There is nothing simple about this narrative, though the situation can sound simple: Prof. Olin, a student of modern Slavic literature with a special interest in the works that emerged from the Holocaust, arrives in Poland on his way to Auschwitz, where he is to join (more as an observer than participant, or so he thinks) an ecumenical religious group planning to spend days on the selection ramp, meditating and witnessing on behalf of the murdered millions. Olin (whose family name has a history as that of an aristocratic family, Olinsky, who held property in the vicinity of Oswiecim) is also, secretly, in search of information about his mother, who did not leave for America when Olin's father and grandparents fled.Read more ›
Most Recent Customer Reviews
A return visit to a German concentration camp presents a unique perspective on what it means to be "wholly brokenhearted. Read morePublished 4 days ago by laura
I am an inadvertent reader of Holocaust novels. After *Sophie's Choice* (where NO ONE understood what Sophie's actually was, as no one understood the concept of FREE WILL and... Read morePublished 1 month ago by Fruite & Passion Fan
Very powerful. Deals with the holucaust from a differs perspective. Would be a great book for book club discussionsPublished 2 months ago by Ruth Feldman
In his last book, Peter Matthiessen, one of our great writers, assumes the burden of trying to say something intelligent about Auschwitz. Read morePublished 3 months ago by Richard E. Hayes
I found this a confronting, thought-provoking novel. It is not a hard read - it is a small book and written in a style that makes it very easy to read. Read morePublished 4 months ago by Tony from Melbourne
Very interesting and thought provoking. Every one of the millions murdered during the holocaust had a story of their very own. Read morePublished 5 months ago by jacalyn hunter
My mother said this book is a page turner. She loved this book. She was glued to this book. She said it is a must read.Published 6 months ago by Amber Clio Princess
While this book was a good read, it did not measure up to the development of teh characters as in some of his earlier works. Rest in peace, Peter. Read morePublished 6 months ago by Amazon Customer

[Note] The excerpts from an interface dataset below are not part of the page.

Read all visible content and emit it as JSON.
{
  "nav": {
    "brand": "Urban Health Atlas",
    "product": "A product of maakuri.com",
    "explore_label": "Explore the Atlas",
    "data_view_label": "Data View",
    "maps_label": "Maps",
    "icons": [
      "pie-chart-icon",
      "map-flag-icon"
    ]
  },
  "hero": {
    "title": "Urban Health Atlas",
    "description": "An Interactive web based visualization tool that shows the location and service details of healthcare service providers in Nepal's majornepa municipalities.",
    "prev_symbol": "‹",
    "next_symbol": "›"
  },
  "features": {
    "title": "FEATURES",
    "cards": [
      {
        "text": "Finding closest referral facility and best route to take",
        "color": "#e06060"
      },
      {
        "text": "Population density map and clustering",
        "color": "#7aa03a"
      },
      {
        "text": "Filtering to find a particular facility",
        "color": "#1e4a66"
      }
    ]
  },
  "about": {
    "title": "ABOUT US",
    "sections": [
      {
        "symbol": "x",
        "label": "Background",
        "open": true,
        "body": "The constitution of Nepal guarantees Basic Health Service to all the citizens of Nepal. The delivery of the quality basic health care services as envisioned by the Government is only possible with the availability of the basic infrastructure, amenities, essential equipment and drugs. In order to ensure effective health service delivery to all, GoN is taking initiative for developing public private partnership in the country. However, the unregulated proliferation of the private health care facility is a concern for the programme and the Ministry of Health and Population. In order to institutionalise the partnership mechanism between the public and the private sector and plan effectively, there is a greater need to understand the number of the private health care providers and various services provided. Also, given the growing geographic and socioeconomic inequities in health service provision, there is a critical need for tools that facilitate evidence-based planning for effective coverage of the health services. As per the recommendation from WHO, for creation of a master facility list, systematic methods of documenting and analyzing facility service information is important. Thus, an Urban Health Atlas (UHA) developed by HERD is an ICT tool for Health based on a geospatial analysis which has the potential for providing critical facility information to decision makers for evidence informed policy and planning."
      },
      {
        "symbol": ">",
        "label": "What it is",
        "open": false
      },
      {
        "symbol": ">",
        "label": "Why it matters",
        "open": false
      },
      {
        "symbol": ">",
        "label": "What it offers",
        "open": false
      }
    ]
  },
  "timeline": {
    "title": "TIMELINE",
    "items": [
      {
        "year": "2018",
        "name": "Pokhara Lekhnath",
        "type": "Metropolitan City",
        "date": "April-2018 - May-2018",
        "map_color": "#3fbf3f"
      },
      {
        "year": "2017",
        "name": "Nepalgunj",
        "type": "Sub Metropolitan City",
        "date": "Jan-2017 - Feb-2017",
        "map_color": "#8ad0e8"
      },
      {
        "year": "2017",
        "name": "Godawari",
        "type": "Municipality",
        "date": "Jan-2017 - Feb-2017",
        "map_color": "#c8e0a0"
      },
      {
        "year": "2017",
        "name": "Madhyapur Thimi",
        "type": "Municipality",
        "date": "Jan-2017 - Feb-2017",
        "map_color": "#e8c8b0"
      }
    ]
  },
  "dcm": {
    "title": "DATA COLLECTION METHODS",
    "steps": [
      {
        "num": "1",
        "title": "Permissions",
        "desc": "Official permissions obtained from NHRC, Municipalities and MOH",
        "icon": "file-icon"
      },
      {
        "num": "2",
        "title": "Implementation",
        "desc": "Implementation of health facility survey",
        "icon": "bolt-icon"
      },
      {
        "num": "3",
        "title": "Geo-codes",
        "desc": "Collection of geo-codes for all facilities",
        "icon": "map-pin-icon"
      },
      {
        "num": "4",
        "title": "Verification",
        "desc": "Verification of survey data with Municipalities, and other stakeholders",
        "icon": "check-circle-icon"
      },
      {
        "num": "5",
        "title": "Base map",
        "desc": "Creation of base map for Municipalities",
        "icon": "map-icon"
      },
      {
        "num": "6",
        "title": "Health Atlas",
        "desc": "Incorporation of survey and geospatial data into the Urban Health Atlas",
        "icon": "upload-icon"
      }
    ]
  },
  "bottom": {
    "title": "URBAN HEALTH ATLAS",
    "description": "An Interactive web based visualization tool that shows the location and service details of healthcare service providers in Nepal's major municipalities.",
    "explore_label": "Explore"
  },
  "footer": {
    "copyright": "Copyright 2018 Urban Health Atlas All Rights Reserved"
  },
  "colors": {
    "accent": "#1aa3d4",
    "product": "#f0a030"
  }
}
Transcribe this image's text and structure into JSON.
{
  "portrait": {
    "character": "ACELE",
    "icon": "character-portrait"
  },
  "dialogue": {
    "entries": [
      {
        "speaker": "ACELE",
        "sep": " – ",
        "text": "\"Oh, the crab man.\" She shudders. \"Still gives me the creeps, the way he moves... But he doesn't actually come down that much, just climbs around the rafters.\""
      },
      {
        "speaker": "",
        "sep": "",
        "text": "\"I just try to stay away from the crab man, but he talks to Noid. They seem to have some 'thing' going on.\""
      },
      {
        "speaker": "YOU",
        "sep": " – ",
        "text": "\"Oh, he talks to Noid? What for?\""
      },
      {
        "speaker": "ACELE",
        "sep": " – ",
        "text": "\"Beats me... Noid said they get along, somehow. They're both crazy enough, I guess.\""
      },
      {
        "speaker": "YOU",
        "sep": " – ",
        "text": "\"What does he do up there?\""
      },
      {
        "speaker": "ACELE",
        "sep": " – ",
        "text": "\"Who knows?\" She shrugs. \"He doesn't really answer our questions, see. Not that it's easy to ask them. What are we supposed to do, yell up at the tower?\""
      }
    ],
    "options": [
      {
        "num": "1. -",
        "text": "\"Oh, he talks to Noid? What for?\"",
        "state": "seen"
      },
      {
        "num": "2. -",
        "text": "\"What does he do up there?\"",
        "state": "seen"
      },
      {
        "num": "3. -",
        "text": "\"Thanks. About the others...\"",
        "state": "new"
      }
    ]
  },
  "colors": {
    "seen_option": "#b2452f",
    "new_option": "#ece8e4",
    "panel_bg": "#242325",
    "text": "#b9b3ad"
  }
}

excellent book. recommended reading for 20-40 age group.Published 9 months ago by Patricia Blackwell